Star Trek Catan.
Have there ever been three words better suited for this blog?
Coming this March Star Trek Catan will take the settlers off of the island and into the stars. No longer content to mine ore, herd sheep, fell trees, harvest wheat and make bricks, players of Star Trek Catan will be able to fill their coffers with dilithium, tritanium, food, oxygen and water.
I could not be any more excited.
I spent this past weekend on a retreat with the volunteers in our student ministry. It was a great time to get away, strengthen relationships, think about our vision and play some games. Since it was a Christian retreat, we obviously played many games of Catan. I only played twice and lost both times, which didn’t ruin the weekend but did upset me.
Board games have tremendous value because of their ability to facilitate relationships. Like a meal, board games involve people gathering together for a common purpose. The game provides an opportunity to interact with each other, have conversations that aren’t always related to the game and just strengthen or form relational connections.
Board games do this in a way that video games just can’t.
I love playing Halo with a bunch of people but it’s just not the same as sitting down to a game of Monopoly, Risk, Apples to Apples or Star Trek Catan.
In Halo or other video games everyone is staring at the screen instead of at each other.
In Halo conversations are limited to breaks in the game instead of woven throughout the game.
In Halo we spend more time interacting with the controller than we do other people.
I even saw this dichotomy this weekend at our retreat. I played Ticket to Ride, an amazing board game, on my phone with two others. Instead of sitting together around the board, we all sat staring intently at our phones. We barely conversed and simply played the game to finish. If the goal of a game is to finish, then we accomplished that goal.
More often than not, though, the goal of a board game isn’t to finish.
The goal is to spend time together.
The goal is to laugh.
The goal is to talk.
The goal is to meet our God-given need for relationships.
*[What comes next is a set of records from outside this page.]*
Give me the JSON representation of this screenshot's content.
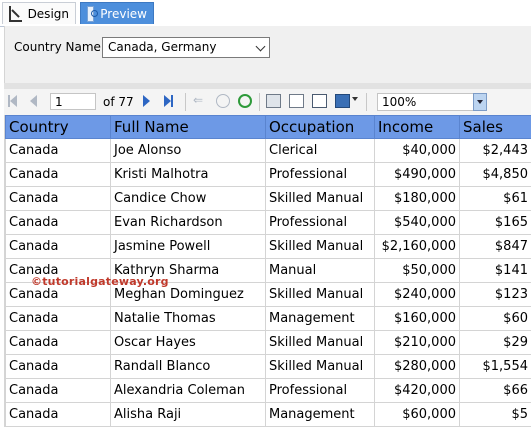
{
  "tabs": [
    {
      "label": "Design",
      "icon": "design-ruler-icon",
      "active": false
    },
    {
      "label": "Preview",
      "icon": "preview-icon",
      "active": true
    }
  ],
  "parameters": {
    "label": "Country Name",
    "value": "Canada, Germany"
  },
  "toolbar": {
    "page_current": "1",
    "page_total_text": "of  77",
    "zoom": "100%",
    "icons": [
      "first-page-icon",
      "prev-page-icon",
      "next-page-icon",
      "last-page-icon",
      "back-icon",
      "stop-icon",
      "refresh-icon",
      "print-icon",
      "print-layout-icon",
      "page-setup-icon",
      "export-icon",
      "zoom-dropdown-icon"
    ]
  },
  "table": {
    "columns": [
      "Country",
      "Full Name",
      "Occupation",
      "Income",
      "Sales"
    ],
    "rows": [
      [
        "Canada",
        "Joe Alonso",
        "Clerical",
        "$40,000",
        "$2,443"
      ],
      [
        "Canada",
        "Kristi Malhotra",
        "Professional",
        "$490,000",
        "$4,850"
      ],
      [
        "Canada",
        "Candice Chow",
        "Skilled Manual",
        "$180,000",
        "$61"
      ],
      [
        "Canada",
        "Evan Richardson",
        "Professional",
        "$540,000",
        "$165"
      ],
      [
        "Canada",
        "Jasmine Powell",
        "Skilled Manual",
        "$2,160,000",
        "$847"
      ],
      [
        "Canada",
        "Kathryn Sharma",
        "Manual",
        "$50,000",
        "$141"
      ],
      [
        "Canada",
        "Meghan Dominguez",
        "Skilled Manual",
        "$240,000",
        "$123"
      ],
      [
        "Canada",
        "Natalie Thomas",
        "Management",
        "$160,000",
        "$60"
      ],
      [
        "Canada",
        "Oscar Hayes",
        "Skilled Manual",
        "$210,000",
        "$29"
      ],
      [
        "Canada",
        "Randall Blanco",
        "Skilled Manual",
        "$280,000",
        "$1,554"
      ],
      [
        "Canada",
        "Alexandria Coleman",
        "Professional",
        "$420,000",
        "$66"
      ],
      [
        "Canada",
        "Alisha Raji",
        "Management",
        "$60,000",
        "$5"
      ]
    ]
  },
  "watermark": "©tutorialgateway.org",
  "colors": {
    "header_bg": "#6d99e6",
    "tab_active_bg": "#4d8fdc",
    "watermark": "#c0392b"
  }
}
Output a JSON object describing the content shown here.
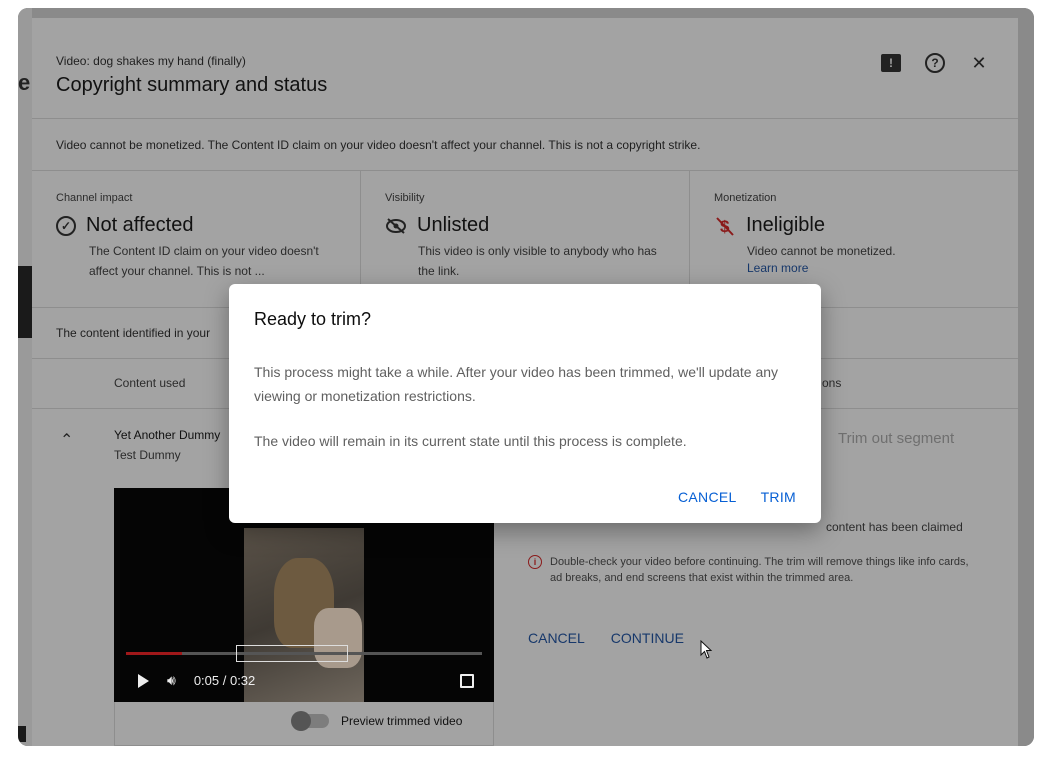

Board games are great way to build and strengthen community. I can’t wait to do that with starships instead roads and Klingons instead of the robber.
What games have been great at building relationships for you?